- THE TASK
From the first line to the last, print the data exactly as it appears.
------------------------------------------------------------------------
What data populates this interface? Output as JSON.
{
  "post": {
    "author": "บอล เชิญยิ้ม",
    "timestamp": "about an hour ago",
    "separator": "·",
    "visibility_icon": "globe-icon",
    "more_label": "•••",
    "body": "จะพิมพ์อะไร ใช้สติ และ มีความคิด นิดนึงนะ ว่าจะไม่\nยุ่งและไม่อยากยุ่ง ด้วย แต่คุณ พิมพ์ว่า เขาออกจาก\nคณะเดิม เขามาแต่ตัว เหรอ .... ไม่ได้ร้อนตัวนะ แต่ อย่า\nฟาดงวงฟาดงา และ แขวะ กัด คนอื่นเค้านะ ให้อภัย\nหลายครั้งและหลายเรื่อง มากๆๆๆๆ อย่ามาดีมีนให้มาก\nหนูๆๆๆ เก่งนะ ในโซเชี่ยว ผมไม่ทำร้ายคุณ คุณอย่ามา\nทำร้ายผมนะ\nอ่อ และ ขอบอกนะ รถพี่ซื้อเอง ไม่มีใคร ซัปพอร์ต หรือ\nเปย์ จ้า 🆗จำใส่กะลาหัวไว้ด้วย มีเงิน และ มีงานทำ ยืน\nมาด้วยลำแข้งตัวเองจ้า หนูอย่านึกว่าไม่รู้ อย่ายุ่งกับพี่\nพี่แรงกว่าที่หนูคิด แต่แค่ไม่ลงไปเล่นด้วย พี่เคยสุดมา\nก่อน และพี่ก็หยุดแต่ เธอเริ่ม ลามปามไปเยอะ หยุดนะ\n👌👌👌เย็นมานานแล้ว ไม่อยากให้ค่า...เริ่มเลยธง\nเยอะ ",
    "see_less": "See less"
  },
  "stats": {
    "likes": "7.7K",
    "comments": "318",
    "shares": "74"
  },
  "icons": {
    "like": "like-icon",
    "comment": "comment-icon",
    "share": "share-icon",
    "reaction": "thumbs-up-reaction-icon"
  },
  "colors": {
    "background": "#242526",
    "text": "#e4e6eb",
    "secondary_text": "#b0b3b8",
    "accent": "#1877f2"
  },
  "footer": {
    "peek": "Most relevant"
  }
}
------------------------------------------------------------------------
- ANSWER TO THE PROBLEM
What data populates this interface? Output as JSON.
{
  "post": {
    "author": "บอล เชิญยิ้ม",
    "timestamp": "about an hour ago",
    "separator": "·",
    "visibility_icon": "globe-icon",
    "more_label": "•••",
    "body": "จะพิมพ์อะไร ใช้สติ และ มีความคิด นิดนึงนะ ว่าจะไม่\nยุ่งและไม่อยากยุ่ง ด้วย แต่คุณ พิมพ์ว่า เขาออกจาก\nคณะเดิม เขามาแต่ตัว เหรอ .... ไม่ได้ร้อนตัวนะ แต่ อย่า\nฟาดงวงฟาดงา และ แขวะ กัด คนอื่นเค้านะ ให้อภัย\nหลายครั้งและหลายเรื่อง มากๆๆๆๆ อย่ามาดีมีนให้มาก\nหนูๆๆๆ เก่งนะ ในโซเชี่ยว ผมไม่ทำร้ายคุณ คุณอย่ามา\nทำร้ายผมนะ\nอ่อ และ ขอบอกนะ รถพี่ซื้อเอง ไม่มีใคร ซัปพอร์ต หรือ\nเปย์ จ้า 🆗จำใส่กะลาหัวไว้ด้วย มีเงิน และ มีงานทำ ยืน\nมาด้วยลำแข้งตัวเองจ้า หนูอย่านึกว่าไม่รู้ อย่ายุ่งกับพี่\nพี่แรงกว่าที่หนูคิด แต่แค่ไม่ลงไปเล่นด้วย พี่เคยสุดมา\nก่อน และพี่ก็หยุดแต่ เธอเริ่ม ลามปามไปเยอะ หยุดนะ\n👌👌👌เย็นมานานแล้ว ไม่อยากให้ค่า...เริ่มเลยธง\nเยอะ ",
    "see_less": "See less"
  },
  "stats": {
    "likes": "7.7K",
    "comments": "318",
    "shares": "74"
  },
  "icons": {
    "like": "like-icon",
    "comment": "comment-icon",
    "share": "share-icon",
    "reaction": "thumbs-up-reaction-icon"
  },
  "colors": {
    "background": "#242526",
    "text": "#e4e6eb",
    "secondary_text": "#b0b3b8",
    "accent": "#1877f2"
  },
  "footer": {
    "peek": "Most relevant"
  }
}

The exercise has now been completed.